Fire and Ice: The United States, Canada and the Myth of Converging Values, by Michael Adams
Penguin Canada, 0143014234, 224 pp. (incl. appendices, glossaries and index), 2003
Adams clearly states in the introduction that this is a book intended for a Canadian audience, however he does ‘hope it may be of interest to Americans who may be intrigued by a glimpse of a country so seemingly near and yet with their mental postures far from their own’ and adds that ‘Europeans, Australians and even the Queen’s subjects in Tony Blair’s Britain who are ambivalent about American influence on their societies might also find some useful lessons in the Canada-U.S. nexus’.1 As he says ‘Canadians may like Americans, speak the same language, and consume more their fast food and popular culture, but we embrace a different hierarchy of values. Moreover, the differences, as I have attempted to show, are increasing rather than decreasing with economic integration’.2
Fire and Ice came from years of research into the ideals and values held by Canadians from 1983 to 2000, Adam states that he was ‘impressed with just how much Canadians’ social values seemed to be diverging from those of Americans. (After all, we are frequently made to feel we have become nothing more than unarmed Americans with health insurance.)’3 – and this is even before September 11th.

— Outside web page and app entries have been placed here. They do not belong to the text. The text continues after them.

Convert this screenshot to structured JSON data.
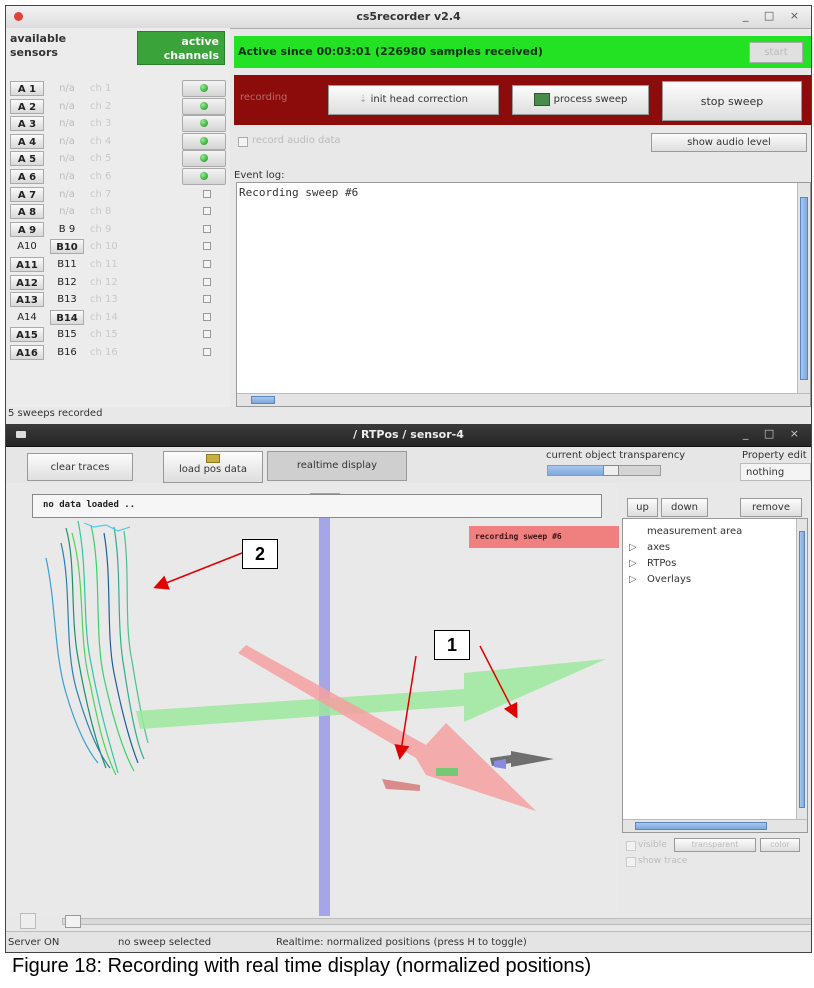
{
  "main_window": {
    "title": "cs5recorder v2.4",
    "window_controls": "_ □ ×",
    "sensors_header": {
      "available": "available sensors",
      "active": "active channels"
    },
    "sensors": [
      {
        "a": "A 1",
        "b": "n/a",
        "ch": "ch 1",
        "active": true
      },
      {
        "a": "A 2",
        "b": "n/a",
        "ch": "ch 2",
        "active": true
      },
      {
        "a": "A 3",
        "b": "n/a",
        "ch": "ch 3",
        "active": true
      },
      {
        "a": "A 4",
        "b": "n/a",
        "ch": "ch 4",
        "active": true
      },
      {
        "a": "A 5",
        "b": "n/a",
        "ch": "ch 5",
        "active": true
      },
      {
        "a": "A 6",
        "b": "n/a",
        "ch": "ch 6",
        "active": true
      },
      {
        "a": "A 7",
        "b": "n/a",
        "ch": "ch 7",
        "active": false
      },
      {
        "a": "A 8",
        "b": "n/a",
        "ch": "ch 8",
        "active": false
      },
      {
        "a": "A 9",
        "b": "B 9",
        "ch": "ch 9",
        "active": false
      },
      {
        "a": "A10",
        "b": "B10",
        "ch": "ch 10",
        "active": false,
        "b_selected": true
      },
      {
        "a": "A11",
        "b": "B11",
        "ch": "ch 11",
        "active": false
      },
      {
        "a": "A12",
        "b": "B12",
        "ch": "ch 12",
        "active": false
      },
      {
        "a": "A13",
        "b": "B13",
        "ch": "ch 13",
        "active": false
      },
      {
        "a": "A14",
        "b": "B14",
        "ch": "ch 14",
        "active": false,
        "b_selected": true
      },
      {
        "a": "A15",
        "b": "B15",
        "ch": "ch 15",
        "active": false
      },
      {
        "a": "A16",
        "b": "B16",
        "ch": "ch 16",
        "active": false
      }
    ],
    "status_text": "Active since 00:03:01 (226980 samples received)",
    "start_label": "start",
    "recording_label": "recording",
    "init_head_label": "init head correction",
    "process_sweep_label": "process sweep",
    "stop_sweep_label": "stop sweep",
    "record_audio_label": "record audio data",
    "show_audio_label": "show audio level",
    "event_log_label": "Event log:",
    "event_log_text": "Recording sweep #6",
    "sweeps_recorded": "5 sweeps recorded"
  },
  "rtpos_window": {
    "title": "/ RTPos / sensor-4",
    "window_controls": "_ □ ×",
    "clear_traces_label": "clear traces",
    "load_pos_label": "load pos data",
    "realtime_label": "realtime display",
    "transparency_label": "current object transparency",
    "transparency_value": 0.55,
    "property_label": "Property edit",
    "property_value": "nothing",
    "no_data_text": "no data loaded ..",
    "recording_overlay": "recording sweep #6",
    "up_label": "up",
    "down_label": "down",
    "remove_label": "remove",
    "tree_items": [
      {
        "arrow": "",
        "label": "measurement area"
      },
      {
        "arrow": "▷",
        "label": "axes"
      },
      {
        "arrow": "▷",
        "label": "RTPos"
      },
      {
        "arrow": "▷",
        "label": "Overlays"
      }
    ],
    "visible_label": "visible",
    "transparent_label": "transparent",
    "color_label": "color",
    "show_trace_label": "show trace",
    "status_server": "Server ON",
    "status_sweep": "no sweep selected",
    "status_realtime": "Realtime: normalized positions (press H to toggle)"
  },
  "annotations": {
    "label_1": "1",
    "label_2": "2"
  },
  "caption": "Figure 18:  Recording with real time display (normalized positions)",
  "colors": {
    "green_status": "#23e223",
    "record_red": "#8c0c0c",
    "active_green": "#3aa33a"
  }
}
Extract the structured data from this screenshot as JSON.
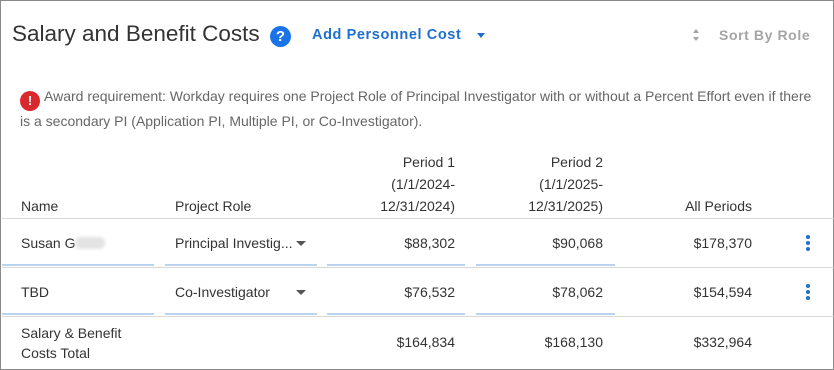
{
  "header": {
    "title": "Salary and Benefit Costs",
    "help_glyph": "?",
    "add_label": "Add Personnel Cost",
    "sort_label": "Sort By Role"
  },
  "alert": {
    "icon_glyph": "!",
    "text": "Award requirement: Workday requires one Project Role of Principal Investigator with or without a Percent Effort even if there is a secondary PI (Application PI, Multiple PI, or Co-Investigator)."
  },
  "table": {
    "headers": {
      "name": "Name",
      "role": "Project Role",
      "period1": [
        "Period 1",
        "(1/1/2024-",
        "12/31/2024)"
      ],
      "period2": [
        "Period 2",
        "(1/1/2025-",
        "12/31/2025)"
      ],
      "all": "All Periods"
    },
    "rows": [
      {
        "name": "Susan G",
        "name_redacted": true,
        "role": "Principal Investig...",
        "period1": "$88,302",
        "period2": "$90,068",
        "all": "$178,370"
      },
      {
        "name": "TBD",
        "name_redacted": false,
        "role": "Co-Investigator",
        "period1": "$76,532",
        "period2": "$78,062",
        "all": "$154,594"
      }
    ],
    "total": {
      "label_line1": "Salary & Benefit",
      "label_line2": "Costs Total",
      "period1": "$164,834",
      "period2": "$168,130",
      "all": "$332,964"
    }
  },
  "colors": {
    "accent": "#1f6fd1",
    "help_icon": "#1a73e8",
    "alert_icon": "#d9272e",
    "input_underline": "#b8d3ee",
    "muted": "#a5a5a5"
  },
  "icons": {
    "help": "question-circle-icon",
    "add_dropdown": "caret-down-icon",
    "sort": "sort-updown-icon",
    "alert": "exclamation-circle-icon",
    "row_menu": "kebab-menu-icon",
    "select_dropdown": "caret-down-icon"
  }
}
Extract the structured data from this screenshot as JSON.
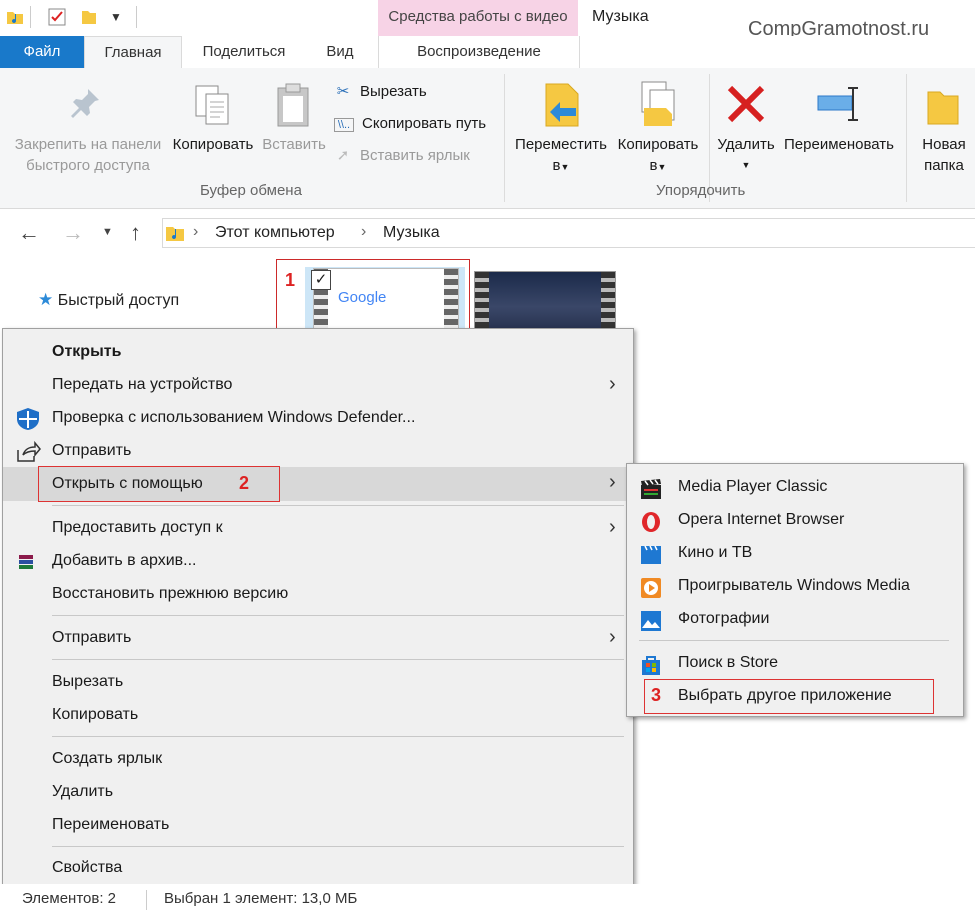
{
  "titlebar": {
    "video_tools": "Средства работы с видео",
    "window_title": "Музыка",
    "watermark": "CompGramotnost.ru"
  },
  "tabs": {
    "file": "Файл",
    "home": "Главная",
    "share": "Поделиться",
    "view": "Вид",
    "playback": "Воспроизведение"
  },
  "ribbon": {
    "pin": [
      "Закрепить на панели",
      "быстрого доступа"
    ],
    "copy": "Копировать",
    "paste": "Вставить",
    "cut": "Вырезать",
    "copy_path": "Скопировать путь",
    "paste_shortcut": "Вставить ярлык",
    "clipboard_group": "Буфер обмена",
    "move_to": [
      "Переместить",
      "в"
    ],
    "copy_to": [
      "Копировать",
      "в"
    ],
    "delete": "Удалить",
    "rename": "Переименовать",
    "organize_group": "Упорядочить",
    "new_folder": [
      "Новая",
      "папка"
    ]
  },
  "address": {
    "crumbs": [
      "Этот компьютер",
      "Музыка"
    ]
  },
  "nav": {
    "quick_access": "Быстрый доступ"
  },
  "files": {
    "thumb1_text": "Google",
    "badge1": "1"
  },
  "context_menu": {
    "items": {
      "open": "Открыть",
      "cast": "Передать на устройство",
      "defender": "Проверка с использованием Windows Defender...",
      "share": "Отправить",
      "open_with": "Открыть с помощью",
      "give_access": "Предоставить доступ к",
      "add_archive": "Добавить в архив...",
      "restore": "Восстановить прежнюю версию",
      "send_to": "Отправить",
      "cut": "Вырезать",
      "copy": "Копировать",
      "create_shortcut": "Создать ярлык",
      "delete": "Удалить",
      "rename": "Переименовать",
      "properties": "Свойства"
    },
    "badge2": "2"
  },
  "submenu": {
    "items": [
      "Media Player Classic",
      "Opera Internet Browser",
      "Кино и ТВ",
      "Проигрыватель Windows Media",
      "Фотографии"
    ],
    "store": "Поиск в Store",
    "choose_other": "Выбрать другое приложение",
    "badge3": "3"
  },
  "status": {
    "count": "Элементов: 2",
    "selected": "Выбран 1 элемент: 13,0 МБ"
  },
  "colors": {
    "file_tab": "#1979ca",
    "video_tools_bg": "#f7d3e6",
    "highlight_red": "#d22222",
    "delete_red": "#d62020",
    "folder_yellow": "#f5c842"
  }
}
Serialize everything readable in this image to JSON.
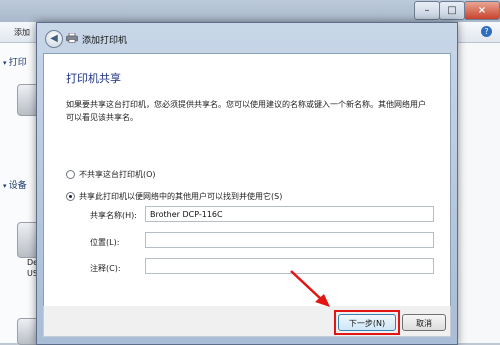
{
  "background": {
    "toolbar_label": "添加",
    "help_icon": "question-icon",
    "left_items": [
      {
        "label": "打印"
      },
      {
        "label": "设备"
      }
    ],
    "device_label_1": "De",
    "device_label_2": "US"
  },
  "dialog": {
    "title": "添加打印机",
    "heading": "打印机共享",
    "description": "如果要共享这台打印机，您必须提供共享名。您可以使用建议的名称或键入一个新名称。其他网络用户可以看见该共享名。",
    "options": [
      {
        "label": "不共享这台打印机(O)",
        "selected": false
      },
      {
        "label": "共享此打印机以便网络中的其他用户可以找到并使用它(S)",
        "selected": true
      }
    ],
    "fields": {
      "share_name_label": "共享名称(H):",
      "share_name_value": "Brother DCP-116C",
      "location_label": "位置(L):",
      "location_value": "",
      "comment_label": "注释(C):",
      "comment_value": ""
    },
    "next_label": "下一步(N)",
    "cancel_label": "取消"
  },
  "colors": {
    "heading": "#1e3287",
    "annotation_red": "#e21414"
  }
}
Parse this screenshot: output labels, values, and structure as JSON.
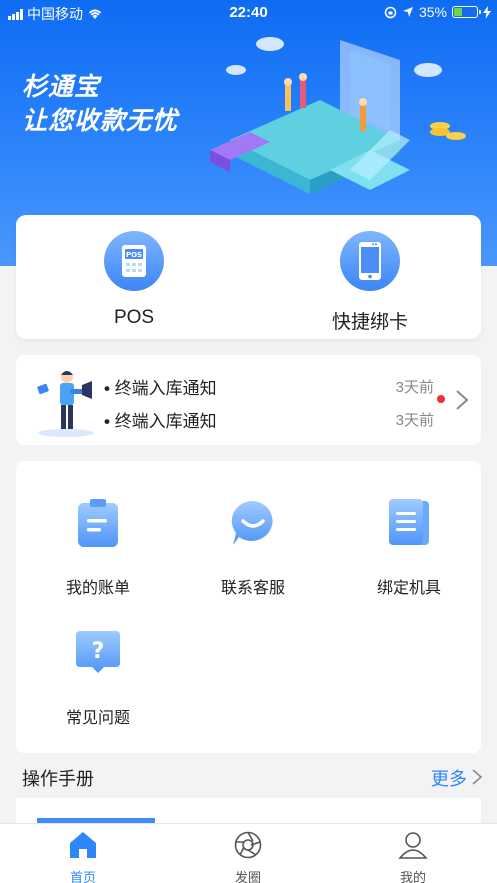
{
  "status_bar": {
    "carrier": "中国移动",
    "time": "22:40",
    "battery": "35%"
  },
  "banner": {
    "line1": "杉通宝",
    "line2": "让您收款无忧"
  },
  "quick_actions": [
    {
      "label": "POS",
      "icon": "pos-icon"
    },
    {
      "label": "快捷绑卡",
      "icon": "phone-icon"
    }
  ],
  "notices": [
    {
      "text": "终端入库通知",
      "time": "3天前"
    },
    {
      "text": "终端入库通知",
      "time": "3天前"
    }
  ],
  "services": [
    {
      "label": "我的账单",
      "icon": "bill-icon"
    },
    {
      "label": "联系客服",
      "icon": "chat-icon"
    },
    {
      "label": "绑定机具",
      "icon": "device-icon"
    },
    {
      "label": "常见问题",
      "icon": "question-icon"
    }
  ],
  "manual": {
    "title": "操作手册",
    "more": "更多"
  },
  "tabs": [
    {
      "label": "首页",
      "icon": "home-icon",
      "active": true
    },
    {
      "label": "发圈",
      "icon": "aperture-icon",
      "active": false
    },
    {
      "label": "我的",
      "icon": "user-icon",
      "active": false
    }
  ],
  "colors": {
    "accent": "#2f86fb",
    "banner": "#0e6cf3",
    "unread": "#f23030"
  }
}
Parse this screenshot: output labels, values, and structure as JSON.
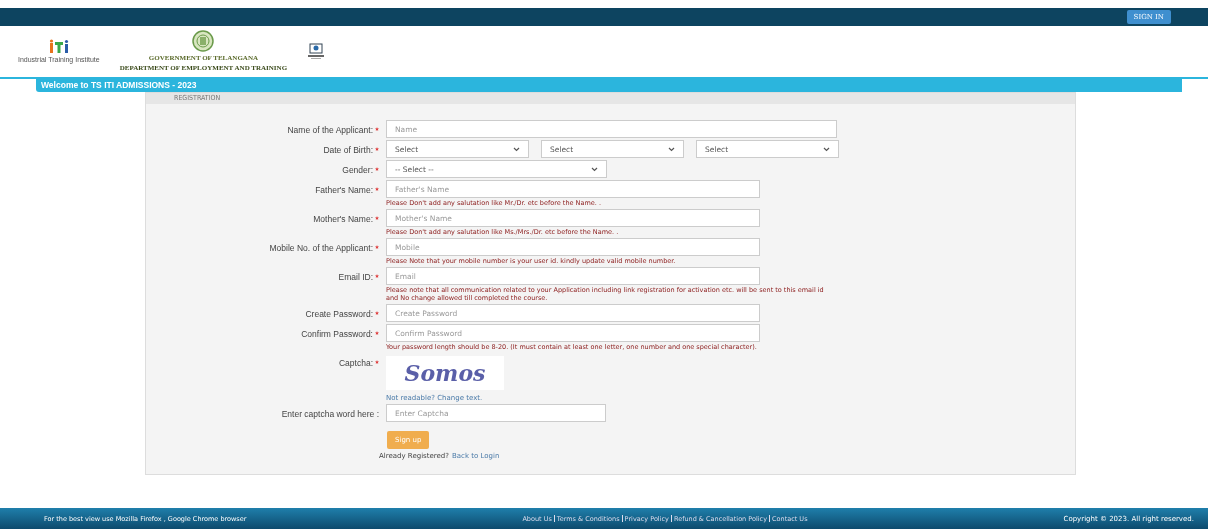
{
  "top_bar": {
    "sign_in": "SIGN IN"
  },
  "header": {
    "iti_caption": "Industrial Training Institute",
    "gov_line1": "GOVERNMENT OF TELANGANA",
    "gov_line2": "DEPARTMENT OF EMPLOYMENT AND TRAINING"
  },
  "welcome": "Welcome to TS ITI ADMISSIONS - 2023",
  "panel": {
    "title": "REGISTRATION",
    "rows": [
      {
        "kind": "wide_input",
        "label": "Name of the Applicant:",
        "required": true,
        "placeholder": "Name"
      },
      {
        "kind": "selects",
        "label": "Date of Birth:",
        "required": true,
        "selects": [
          "Select",
          "Select",
          "Select"
        ]
      },
      {
        "kind": "select",
        "label": "Gender:",
        "required": true,
        "value": "-- Select --"
      },
      {
        "kind": "input",
        "label": "Father's Name: ",
        "required": true,
        "placeholder": "Father's Name",
        "hint": "Please Don't add any salutation like Mr./Dr. etc before the Name. ."
      },
      {
        "kind": "input",
        "label": "Mother's Name: ",
        "required": true,
        "placeholder": "Mother's Name",
        "hint": "Please Don't add any salutation like Ms./Mrs./Dr. etc before the Name. ."
      },
      {
        "kind": "input",
        "label": "Mobile No. of the Applicant:",
        "required": true,
        "placeholder": "Mobile",
        "hint": "Please Note that your mobile number is your user id. kindly update valid mobile number."
      },
      {
        "kind": "input",
        "label": "Email ID:",
        "required": true,
        "placeholder": "Email",
        "hint": "Please note that all communication related to your Application including link registration for activation etc. will be sent to this email id and No change allowed till completed the course."
      },
      {
        "kind": "input",
        "label": "Create Password:",
        "required": true,
        "placeholder": "Create Password"
      },
      {
        "kind": "input",
        "label": "Confirm Password:",
        "required": true,
        "placeholder": "Confirm Password",
        "hint": "Your password length should be 8-20. (It must contain at least one letter, one number and one special character)."
      },
      {
        "kind": "captcha",
        "label": "Captcha:",
        "required": true,
        "captcha_text": "Somos",
        "link": "Not readable? Change text."
      },
      {
        "kind": "short_input",
        "label": "Enter captcha word here :",
        "required": false,
        "placeholder": "Enter Captcha"
      }
    ],
    "submit": "Sign up",
    "login_prompt": "Already Registered?",
    "login_link": "Back to Login"
  },
  "footer": {
    "left": "For the best view use Mozilla Firefox , Google Chrome browser",
    "links": [
      "About Us",
      "Terms & Conditions",
      "Privacy Policy",
      "Refund & Cancellation Policy",
      "Contact Us"
    ],
    "right": "Copyright © 2023. All right reserved."
  }
}
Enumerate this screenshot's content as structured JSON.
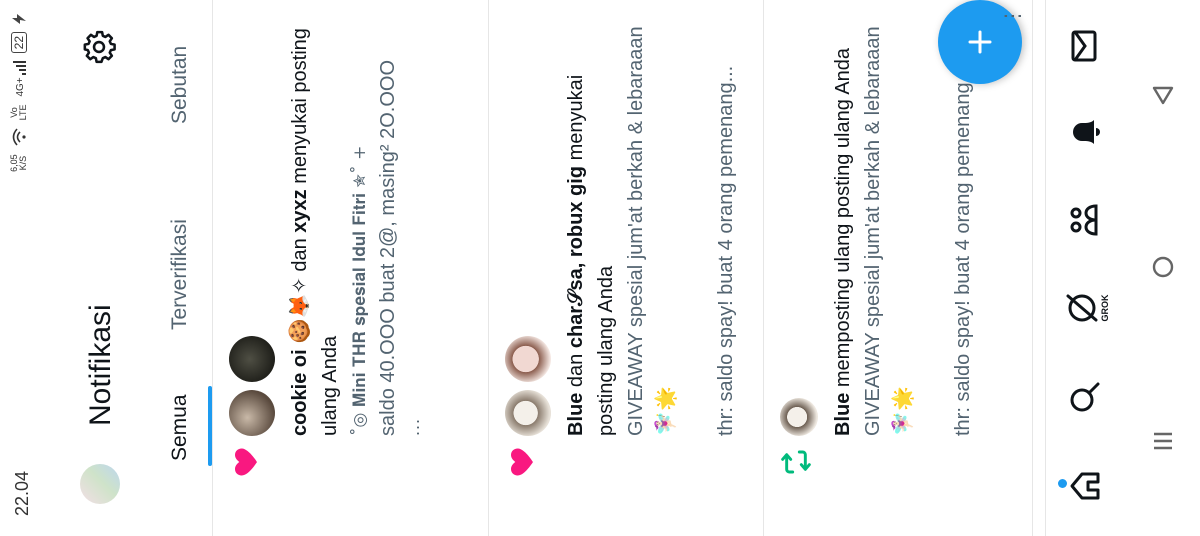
{
  "status_bar": {
    "time": "22.04",
    "speed_value": "6,05",
    "speed_unit": "K/S",
    "volte": "Vo\nLTE",
    "network": "4G+",
    "battery": "22"
  },
  "header": {
    "title": "Notifikasi"
  },
  "tabs": [
    {
      "label": "Semua",
      "active": true
    },
    {
      "label": "Terverifikasi",
      "active": false
    },
    {
      "label": "Sebutan",
      "active": false
    }
  ],
  "notifications": [
    {
      "icon": "heart-icon",
      "actor_line": {
        "user1": "cookie oi",
        "user1_emoji": "🍪🦊✧",
        "connector": " dan ",
        "user2": "xyxz",
        "action": " menyukai posting ulang Anda"
      },
      "preview_title": "˚◎ 𝐌𝐢𝐧𝐢 𝐓𝐇𝐑 𝐬𝐩𝐞𝐬𝐢𝐚𝐥 𝐈𝐝𝐮𝐥 𝐅𝐢𝐭𝐫𝐢 ✮˚ +",
      "preview_body": "saldo 40.OOO buat 2@, masing² 2O.OOO",
      "more": "..."
    },
    {
      "icon": "heart-icon",
      "actor_line": {
        "user1": "Blue",
        "connector": " dan ",
        "user2": "char𝒮sa, robux gig",
        "action": " menyukai posting ulang Anda"
      },
      "preview_body": "GIVEAWAY spesial jum'at berkah & lebaraaan 🧚🏻‍♀️🌟",
      "preview_more": "thr: saldo spay! buat 4 orang pemenang..."
    },
    {
      "icon": "retweet-icon",
      "actor_line": {
        "user1": "Blue",
        "action": " memposting ulang posting ulang Anda"
      },
      "preview_body": "GIVEAWAY spesial jum'at berkah & lebaraaan 🧚🏻‍♀️🌟",
      "preview_more": "thr: saldo spay! buat 4 orang pemenang..."
    }
  ],
  "bottom_nav": [
    {
      "name": "home-icon"
    },
    {
      "name": "search-icon"
    },
    {
      "name": "grok-icon",
      "label": "GROK"
    },
    {
      "name": "communities-icon"
    },
    {
      "name": "notifications-icon"
    },
    {
      "name": "messages-icon"
    }
  ],
  "colors": {
    "accent": "#1d9bf0",
    "like": "#f91880",
    "retweet": "#00ba7c",
    "muted": "#536471"
  }
}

He notes being particularly interested in finding out ‘why an initially “conservative” society like Canada has ended up producing an autonomous, inner-directed, flexible, tolerant, socially liberal, and spiritually eclectic people while an intentionally “liberal” society like the United States has ended up producing a people who are, relatively speaking, materialistic, outer-directed, intolerant, socially conservative, and deferential to traditional institutional authority. Why do these two societies seem to prove the law of unintended consequences?’.4
Despite relying heavily on the statistics produced by Environics, the company he co-founded, Adams is able interpret the findings so they’re more or less understandable to the layperson. He brings up current events, and there are numerous references to pop culture, everything from Rockstar Games’ Vice City, Eminem’s 8-Mile, to Blade Runner – however with a decidedly American flavour.
In writing this book Adams offers Canadians a more detailed description of our national identity than the traditional ‘not American’ retort. In particular, his ‘reading of Canadian values tells me that none has become more important in this country than autonomy – and that autonomy, in the context of interdependence, is valued at every level from the individual right up to the nation’.5
Fire and Ice makes for an entertaining and insightful read into the Canadian and American psyches. However far as his aim to remain impartial goes, he falls somewhat short of the mark. Without slandering America, there is a discernable favouring of Canadian ideals and values – completely understandable as Adams himself is Canadian. Highly recommended reading to sceptical Canadians, Americans interested in viewing themselves through a maple-leaf shaped lens, and, heck, everyone else.Footnotes: